Sunday 4 November 2012

Tricks of the Trade, by Scott Rosenberg

Scott Rosenberg is a screenwriter who wrote ten spec scripts before he sold one. It was his fourteenth spec script, Things To Do In Denver When You're Dead, that put him on the map. Since then he's written Beautiful Girls, Con Air, Disturbing Behavior, High Fidelity, Gone in Sixty Seconds, among others.

In this interview he talks about how he got started and how he goes about writing a screenplay.

1 comment:

Kathy said...

This is another excellent interview, thanks, Henry. Scott says you can't learn writing, it has to be something in you, but he says you can learn about structure and techniques like planting and pay-offs.

He starts with an idea, figures out what characters would fit, where the story will go. He lives and breathes the story, lets it 'marinate' for a long time. A wonderful moment is when he comes up with an opening scene for the story. He says anyone can write the first 25 pages of a screenplay, and probably the last 20, but that is not enough.
Eventually after having invented enough of the story, he writes an outline, a list of scenes described by a single line, and where each act ends. He works from this list to create his screenplay. He will end up with a draft 175 pages lone and works it down to below 130 pages for his readers. These are 5 very different people who provide notes on it.

Having gained distance by taking a break while his screenplay is being read, Scott is then able to make significant cuts and changes when he gets back to it and he finds it very satisfying to be able to do this.

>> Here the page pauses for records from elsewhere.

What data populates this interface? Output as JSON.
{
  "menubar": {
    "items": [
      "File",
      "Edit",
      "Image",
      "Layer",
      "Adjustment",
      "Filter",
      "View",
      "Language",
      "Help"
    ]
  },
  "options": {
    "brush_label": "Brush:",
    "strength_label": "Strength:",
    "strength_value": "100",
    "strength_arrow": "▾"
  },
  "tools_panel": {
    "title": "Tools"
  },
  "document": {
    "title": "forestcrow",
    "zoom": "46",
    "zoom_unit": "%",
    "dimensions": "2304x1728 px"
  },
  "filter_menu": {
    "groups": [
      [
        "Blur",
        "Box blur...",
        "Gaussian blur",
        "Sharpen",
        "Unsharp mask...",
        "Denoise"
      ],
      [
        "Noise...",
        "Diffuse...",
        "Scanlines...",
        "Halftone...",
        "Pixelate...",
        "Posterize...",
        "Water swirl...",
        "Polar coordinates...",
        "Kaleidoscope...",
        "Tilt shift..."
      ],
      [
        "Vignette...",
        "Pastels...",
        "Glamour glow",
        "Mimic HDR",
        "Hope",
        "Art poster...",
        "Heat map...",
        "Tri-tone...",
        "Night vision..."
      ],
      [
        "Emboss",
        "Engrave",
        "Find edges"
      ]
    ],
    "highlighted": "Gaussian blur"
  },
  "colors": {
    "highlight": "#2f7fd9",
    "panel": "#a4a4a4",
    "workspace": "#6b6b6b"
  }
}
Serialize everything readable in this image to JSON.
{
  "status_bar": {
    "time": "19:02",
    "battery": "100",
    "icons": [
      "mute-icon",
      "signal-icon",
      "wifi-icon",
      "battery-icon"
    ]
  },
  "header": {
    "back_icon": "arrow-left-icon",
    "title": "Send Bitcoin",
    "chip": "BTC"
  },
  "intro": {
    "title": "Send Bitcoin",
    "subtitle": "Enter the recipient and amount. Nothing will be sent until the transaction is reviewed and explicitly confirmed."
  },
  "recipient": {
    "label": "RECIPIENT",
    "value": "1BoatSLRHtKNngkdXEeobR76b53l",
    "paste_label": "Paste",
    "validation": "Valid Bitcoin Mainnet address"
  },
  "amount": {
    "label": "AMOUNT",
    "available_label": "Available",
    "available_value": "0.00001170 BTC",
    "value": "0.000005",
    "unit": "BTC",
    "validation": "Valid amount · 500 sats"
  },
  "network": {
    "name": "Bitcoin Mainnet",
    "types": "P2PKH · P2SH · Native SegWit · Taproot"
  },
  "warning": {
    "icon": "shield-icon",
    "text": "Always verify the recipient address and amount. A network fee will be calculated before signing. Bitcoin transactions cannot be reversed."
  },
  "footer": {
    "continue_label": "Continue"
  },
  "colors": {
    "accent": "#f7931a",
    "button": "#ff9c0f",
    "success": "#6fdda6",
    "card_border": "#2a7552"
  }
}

This whole interview resonated with me - the initial germ of an idea, the creation of characters, mulling it over for a long time before committing to an outline, revising and revising, then getting feedback and revising again. Anyone who is reading this and thinking, 'I can get away without revising so much' will hopefully learn from the interview.